For something so small, the quarter-sized remote control battery that 1-year-old Emmett Rauch swallowed a year ago has caused big problems. Emmett has spent 19 weeks in a hospital ICU. He’s had 14 surgeries and been subjected to general anesthesia 21 times.
On Tuesday, he was in the hospital again due to battery-related lung complications, but his mother, Karla Rauch, took a moment to speak about what he’s endured because she’d like to spare other families the same sort of suffering. “Our goal is to help save lives,” says Rauch, who lives in Phoenix.
Rauch shared her story as battery-maker Energizer and Safe Kids USA, which works to prevent unintentional childhood injury, are teaming up to raise awareness about the hazards of button batteries. “The Battery Controlled”campaign kicks off today with the requisite Facebook and Twitter sites, where officials will simultaneously spread the word about the perils of little kids swallowing batteries and urge electronics manufacturers to better secure battery compartments on devices including remotes, keyless-entry key fobs, singing greeting cards, calculators and bathroom scales. There’s also a sobering video.
In 2010, more than 3,400 children swallowed lithium batteries; two died and 19 had serious complications such as a perforated aorta, according to Dr. Toby Litovitz, executive and medical director of the National Capital Poison Center, which oversees the National Battery Ingestion Center. The number of critical injuries has quadrupled in the past five years, probably because the 20-millimeter lithium cell batteries have gotten bigger — the size of a nickel rather than a large pencil eraser — and pack a higher voltage. “Kids have been swallowing batteries for decades, but these are much more hazardous,” says Litovitz. “That’s why there’s all this fuss at the moment.”

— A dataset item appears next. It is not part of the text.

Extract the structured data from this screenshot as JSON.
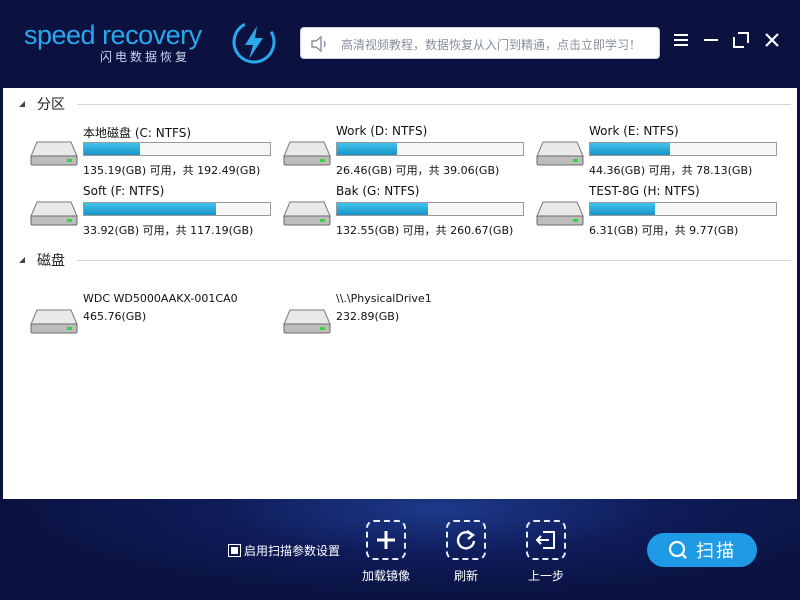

There’s little babies love as much as pushing buttons, and many parents — guilty as charged — have let their children play with remote controls or key fobs. In the same way that kids often prefer the packaging to the present, 58% of parents surveyed by Energizer and Safe Kids said their children like adult electronic devices more than their little-kid toys.
But whereas children’s toys regularly have child-resistant battery compartments that usually require a screwdriver for access, devices not intended for kids often have pop-off doors that are easy to open or fall off when dropped. Parents don’t realize they shouldn’t be letting their children play with those gadgets; survey results indicated that 66% of moms and dads hadn’t heard about the dangers of button batteries. “Parents don’t know this is an issue,” says Stacey Harbour, director of marketing at Energizer, which intends to make its packaging more child-resistant and include label warnings by 2012.
Once the lithium batteries are swallowed, saliva triggers an electrical current that releases a chemical reaction that can scorch the esophagus and damage vocal chords; the chemical reactions can continue once the batteries are removed. Feeding tubes are often required, and corrective surgeries are not always successful.
To avoid debilitating outcomes, the buttons must be removed within two hours. But many parents, like Rauch, aren’t even aware that their child has swallowed a battery. When Emmett spiked a fever last October, shortly after his first birthday, it was chalked up to the flu. Days later after he refused to eat or move, his pediatrician sent him to the emergency room for a chest X-ray. “The radiologist could read the serial number on the battery,” says Rauch.
He was rushed to Phoenix Children’s Hospital, where he was put on life support. The battery had burned holes in his esophagus and trachea; a year later he is still fed through a feeding tube and will be for the foreseeable future.
“Our trauma surgeon told us that they see 10 ingestions a month,” says Rauch. “Unfortunately, I didn’t really think twice about him playing with the remote control.”